RF: We do not intend to go back to being an online platform. There’s a very fluid situation in Britain, it’s still a question what shape the country will take, and with all the debates and discussions on it, it’s potentially a truly interesting environment to work in.
MF: There’s a huge constituency of people: artists, cultural institutions, museums, and galleries, art fairs, in London representing East European art. And of course, there is a large diaspora of artists from the region working in the UK.
ZsL: You propose in your book The Green Bloc some substantial and specific correspondence between ecological concern and East European art. In the ‘50s-‘60s anti-consumerism was mostly an official policy whereas in the ‘70s-‘80s, partly as a response to economic reforms creating more market-based socialisms in the region, it connects to dissident movements.
MF: I researched how artists responded to international ecological movements after 1968, but in East European art, it has a longer history and it has continued till today, with activist or just personally committed positions.
RF: It also connects to the economic effects of transition, when factories were closing down and when levels of pollution were set, how artists reacted was a bit different in Eastern Europe than elsewhere.

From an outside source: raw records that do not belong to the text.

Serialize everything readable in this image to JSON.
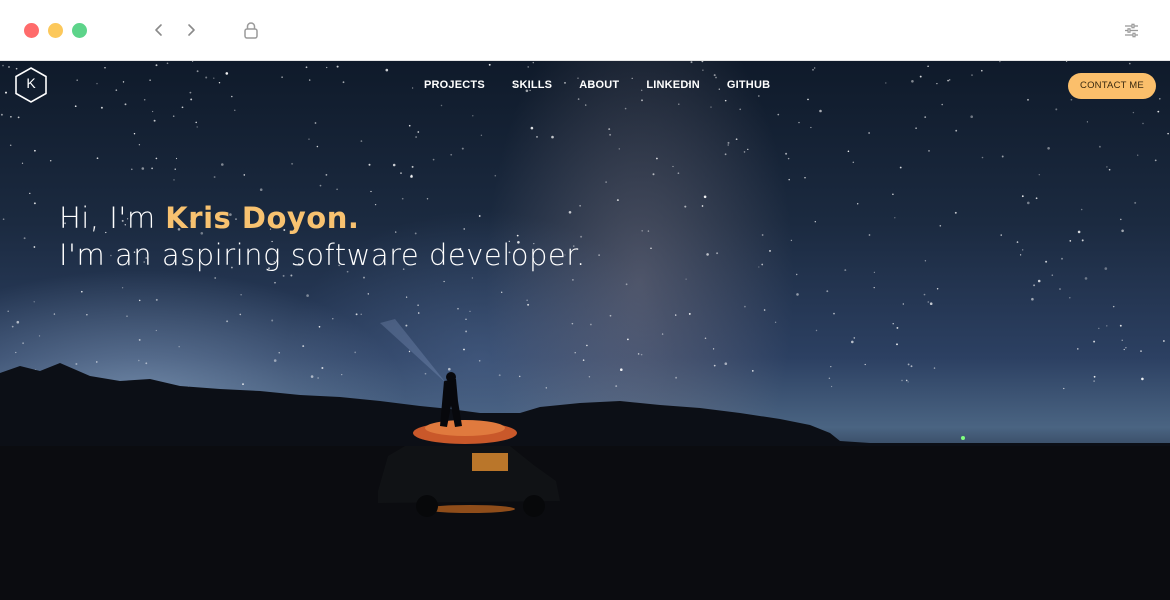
{
  "browser": {
    "traffic_lights": [
      "#ff6b6b",
      "#fcc85b",
      "#5dd48a"
    ],
    "icons": [
      "chevron-left-icon",
      "chevron-right-icon",
      "lock-icon",
      "sliders-icon"
    ]
  },
  "site": {
    "logo_letter": "K",
    "nav": [
      "PROJECTS",
      "SKILLS",
      "ABOUT",
      "LINKEDIN",
      "GITHUB"
    ],
    "contact_label": "CONTACT ME",
    "hero": {
      "greeting_prefix": "Hi, I'm ",
      "name": "Kris Doyon.",
      "tagline": "I'm an aspiring software developer."
    },
    "colors": {
      "accent": "#fbbf6b",
      "name_color": "#f8c270"
    }
  }
}
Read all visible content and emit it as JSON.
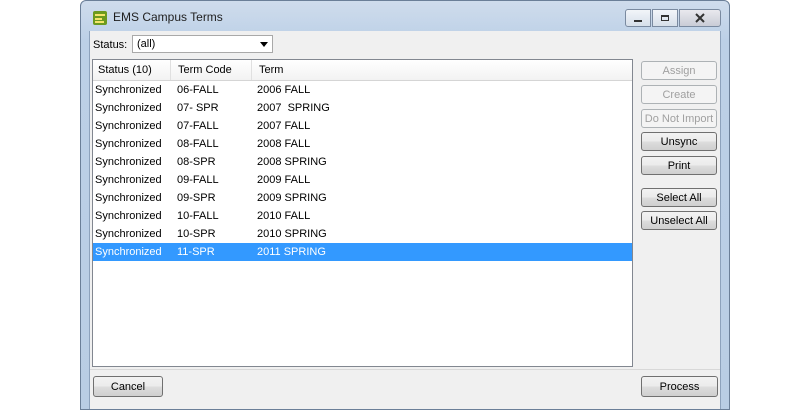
{
  "window": {
    "title": "EMS Campus Terms"
  },
  "filter": {
    "label": "Status:",
    "value": "(all)"
  },
  "list": {
    "columns": [
      "Status (10)",
      "Term Code",
      "Term"
    ],
    "rows": [
      {
        "status": "Synchronized",
        "code": "06-FALL",
        "term": "2006 FALL"
      },
      {
        "status": "Synchronized",
        "code": "07- SPR",
        "term": "2007  SPRING"
      },
      {
        "status": "Synchronized",
        "code": "07-FALL",
        "term": "2007 FALL"
      },
      {
        "status": "Synchronized",
        "code": "08-FALL",
        "term": "2008 FALL"
      },
      {
        "status": "Synchronized",
        "code": "08-SPR",
        "term": "2008 SPRING"
      },
      {
        "status": "Synchronized",
        "code": "09-FALL",
        "term": "2009 FALL"
      },
      {
        "status": "Synchronized",
        "code": "09-SPR",
        "term": "2009 SPRING"
      },
      {
        "status": "Synchronized",
        "code": "10-FALL",
        "term": "2010 FALL"
      },
      {
        "status": "Synchronized",
        "code": "10-SPR",
        "term": "2010 SPRING"
      },
      {
        "status": "Synchronized",
        "code": "11-SPR",
        "term": "2011 SPRING"
      }
    ],
    "selected_row": 9
  },
  "actions": {
    "assign": "Assign",
    "create": "Create",
    "do_not_import": "Do Not Import",
    "unsync": "Unsync",
    "print": "Print",
    "select_all": "Select All",
    "unselect_all": "Unselect All"
  },
  "footer": {
    "cancel": "Cancel",
    "process": "Process"
  },
  "colors": {
    "selection": "#3399ff",
    "disabled_text": "#a0a0a0"
  }
}
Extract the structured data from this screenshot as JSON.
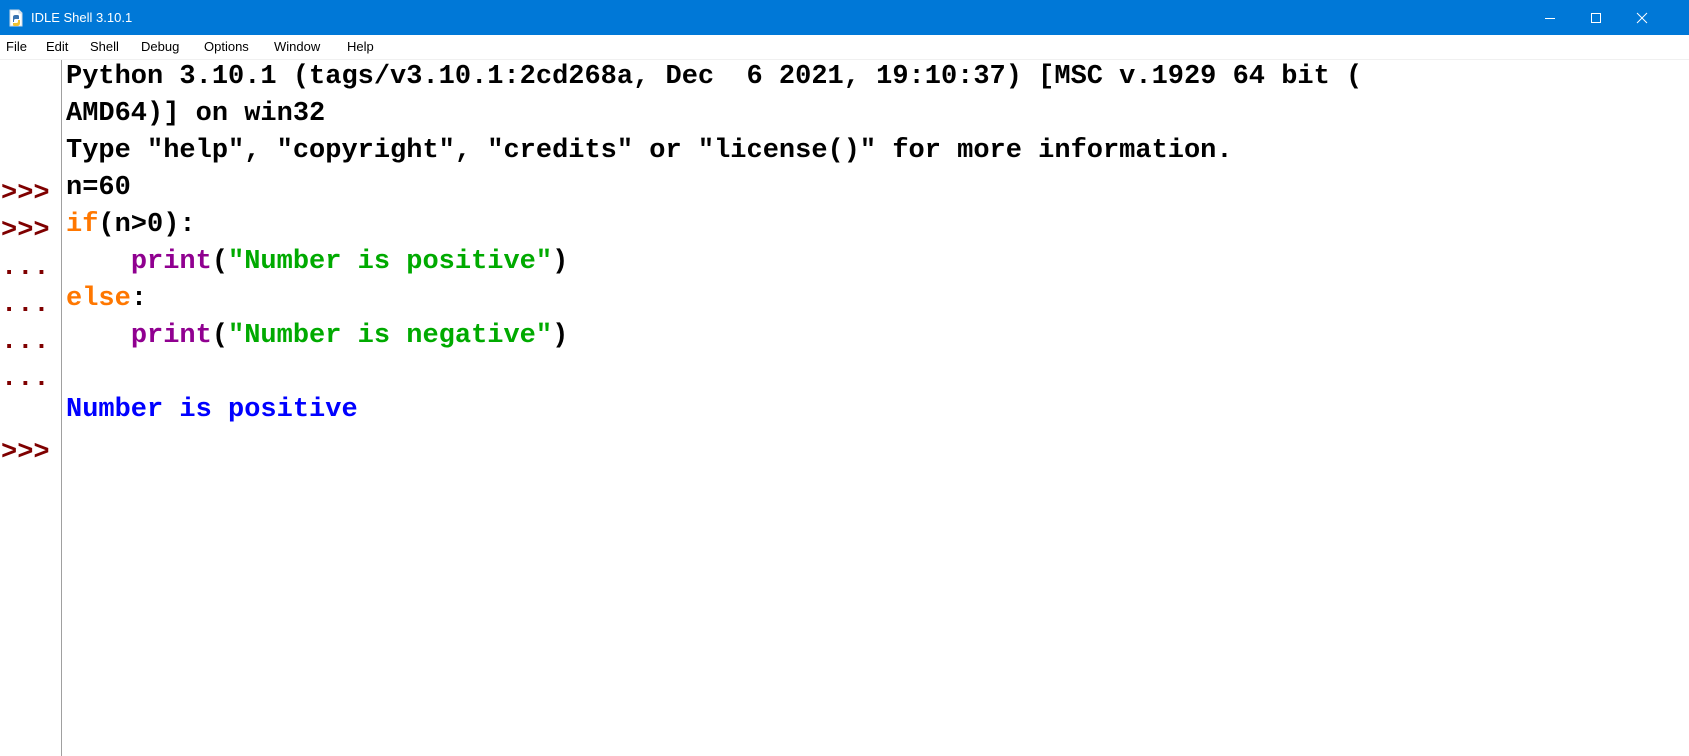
{
  "window": {
    "title": "IDLE Shell 3.10.1",
    "controls": {
      "minimize_icon": "minimize-icon",
      "maximize_icon": "maximize-icon",
      "close_icon": "close-icon"
    }
  },
  "menu": {
    "items": [
      "File",
      "Edit",
      "Shell",
      "Debug",
      "Options",
      "Window",
      "Help"
    ]
  },
  "colors": {
    "titlebar": "#0078d7",
    "prompt": "#7f0000",
    "keyword": "#ff7700",
    "builtin": "#900090",
    "string": "#00aa00",
    "output": "#0000ff"
  },
  "shell": {
    "banner": {
      "line1": "Python 3.10.1 (tags/v3.10.1:2cd268a, Dec  6 2021, 19:10:37) [MSC v.1929 64 bit (",
      "line2": "AMD64)] on win32",
      "line3": "Type \"help\", \"copyright\", \"credits\" or \"license()\" for more information."
    },
    "prompts": {
      "primary": ">>>",
      "continuation": "..."
    },
    "code": {
      "line1": "n=60",
      "line2_kw": "if",
      "line2_rest": "(n>0):",
      "line3_indent": "    ",
      "line3_fn": "print",
      "line3_open": "(",
      "line3_str": "\"Number is positive\"",
      "line3_close": ")",
      "line4_kw": "else",
      "line4_rest": ":",
      "line5_indent": "    ",
      "line5_fn": "print",
      "line5_open": "(",
      "line5_str": "\"Number is negative\"",
      "line5_close": ")"
    },
    "output": "Number is positive"
  }
}
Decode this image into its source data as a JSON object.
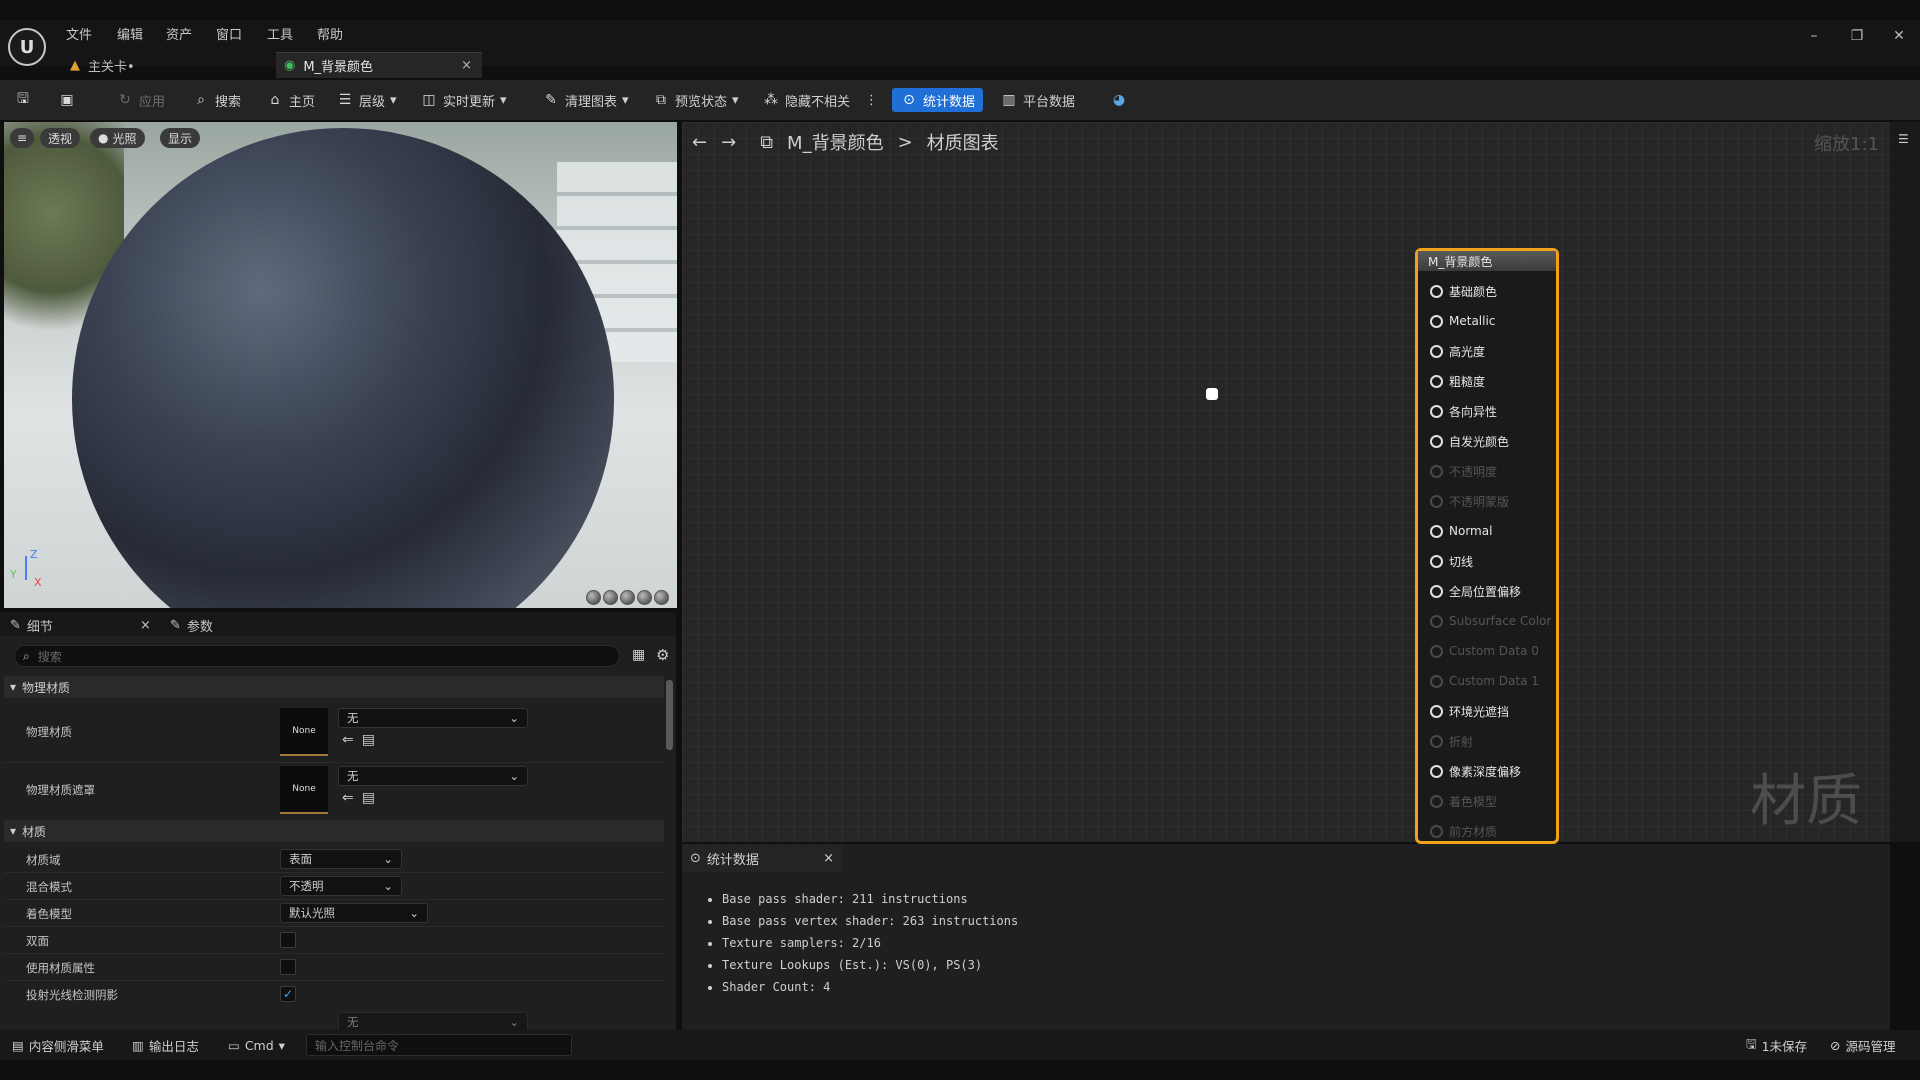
{
  "menu": [
    "文件",
    "编辑",
    "资产",
    "窗口",
    "工具",
    "帮助"
  ],
  "tabs": {
    "main": "主关卡•",
    "material": "M_背景颜色",
    "close": "×"
  },
  "toolbar": {
    "apply": "应用",
    "search": "搜索",
    "home": "主页",
    "hierarchy": "层级",
    "live_update": "实时更新",
    "clean_graph": "清理图表",
    "preview_state": "预览状态",
    "hide_unrelated": "隐藏不相关",
    "stats": "统计数据",
    "platform_stats": "平台数据"
  },
  "viewport": {
    "perspective": "透视",
    "lit": "光照",
    "show": "显示",
    "axis_z": "Z",
    "axis_x": "X",
    "axis_y": "Y"
  },
  "details": {
    "tab_details": "细节",
    "tab_params": "参数",
    "search_placeholder": "搜索",
    "section_physical": "物理材质",
    "phys_material_label": "物理材质",
    "phys_mask_label": "物理材质遮罩",
    "none": "None",
    "combo_none": "无",
    "section_material": "材质",
    "domain_label": "材质域",
    "domain_value": "表面",
    "blend_label": "混合模式",
    "blend_value": "不透明",
    "shading_label": "着色模型",
    "shading_value": "默认光照",
    "two_sided_label": "双面",
    "use_attr_label": "使用材质属性",
    "raytrace_label": "投射光线检测阴影",
    "raytrace_checked": "✓"
  },
  "graph": {
    "breadcrumb_material": "M_背景颜色",
    "breadcrumb_sep": ">",
    "breadcrumb_graph": "材质图表",
    "zoom": "缩放1:1",
    "watermark": "材质",
    "node_title": "M_背景颜色",
    "pins": [
      {
        "label": "基础颜色",
        "enabled": true
      },
      {
        "label": "Metallic",
        "enabled": true
      },
      {
        "label": "高光度",
        "enabled": true
      },
      {
        "label": "粗糙度",
        "enabled": true
      },
      {
        "label": "各向异性",
        "enabled": true
      },
      {
        "label": "自发光颜色",
        "enabled": true
      },
      {
        "label": "不透明度",
        "enabled": false
      },
      {
        "label": "不透明蒙版",
        "enabled": false
      },
      {
        "label": "Normal",
        "enabled": true
      },
      {
        "label": "切线",
        "enabled": true
      },
      {
        "label": "全局位置偏移",
        "enabled": true
      },
      {
        "label": "Subsurface Color",
        "enabled": false
      },
      {
        "label": "Custom Data 0",
        "enabled": false
      },
      {
        "label": "Custom Data 1",
        "enabled": false
      },
      {
        "label": "环境光遮挡",
        "enabled": true
      },
      {
        "label": "折射",
        "enabled": false
      },
      {
        "label": "像素深度偏移",
        "enabled": true
      },
      {
        "label": "着色模型",
        "enabled": false
      },
      {
        "label": "前方材质",
        "enabled": false
      }
    ]
  },
  "stats": {
    "tab": "统计数据",
    "lines": [
      "Base pass shader: 211 instructions",
      "Base pass vertex shader: 263 instructions",
      "Texture samplers: 2/16",
      "Texture Lookups (Est.): VS(0), PS(3)",
      "Shader Count: 4"
    ]
  },
  "statusbar": {
    "content_drawer": "内容侧滑菜单",
    "output_log": "输出日志",
    "cmd": "Cmd",
    "cmd_placeholder": "输入控制台命令",
    "unsaved": "1未保存",
    "source_control": "源码管理"
  },
  "colors": {
    "accent": "#1f6fd6",
    "node_border": "#f0a21a"
  }
}
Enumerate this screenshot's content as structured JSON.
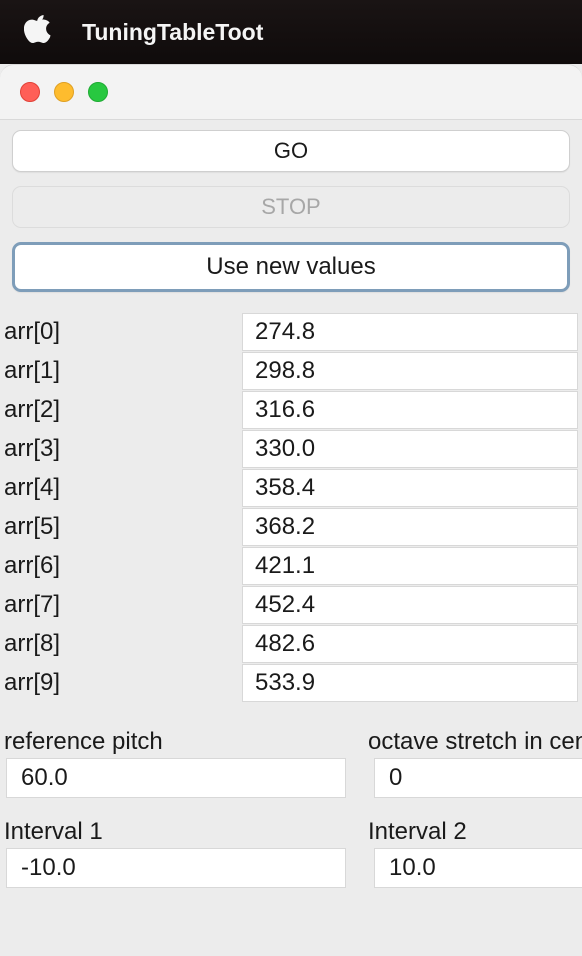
{
  "menubar": {
    "app_title": "TuningTableToot"
  },
  "buttons": {
    "go": "GO",
    "stop": "STOP",
    "use_new": "Use new values"
  },
  "arr": [
    {
      "label": "arr[0]",
      "value": "274.8"
    },
    {
      "label": "arr[1]",
      "value": "298.8"
    },
    {
      "label": "arr[2]",
      "value": "316.6"
    },
    {
      "label": "arr[3]",
      "value": "330.0"
    },
    {
      "label": "arr[4]",
      "value": "358.4"
    },
    {
      "label": "arr[5]",
      "value": "368.2"
    },
    {
      "label": "arr[6]",
      "value": "421.1"
    },
    {
      "label": "arr[7]",
      "value": "452.4"
    },
    {
      "label": "arr[8]",
      "value": "482.6"
    },
    {
      "label": "arr[9]",
      "value": "533.9"
    }
  ],
  "params": {
    "ref_pitch_label": "reference pitch",
    "ref_pitch_value": "60.0",
    "octave_stretch_label": "octave stretch in cents",
    "octave_stretch_value": "0",
    "interval1_label": "Interval 1",
    "interval1_value": "-10.0",
    "interval2_label": "Interval 2",
    "interval2_value": "10.0"
  }
}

ZsL: So being based in London, you keep on “believing in” Eastern Europe.
M&RF: I think it’s really necessary to keep the region as such as there are many similarities, shared experiences that defined the region before and after communism. There is still a lot of potential to think this way. The practice of Piotr Piotrowski can be a model, the way he looked to the specificities of each East European art scene, and made comparative art history of and from the region. It was very empowering to see that it’s possible and necessary. The generations following him have the responsibility to continue this. After him anyone focusing on only one national narrative cannot think that they can get the full story, without studying how it correlates with other practices under similar circumstances.
 Maja and Reuben Fowkes, “Identity Crisis,” Art Monthly, no 365 (2013): 11-13.
 Goran Djordjević, “Letter to de Appel” in Works and Words, de Appel, Amsterdam, 1979, p 98.
 Piotr Piotrowski, In the Shadow of Yalta, p 72.
 E.g. Spivak, G. Ch. 2000. “The Politics of Translation”, in Lawrence Venuti (ed.), The Translation Studies Reader. London. New York: Routledge.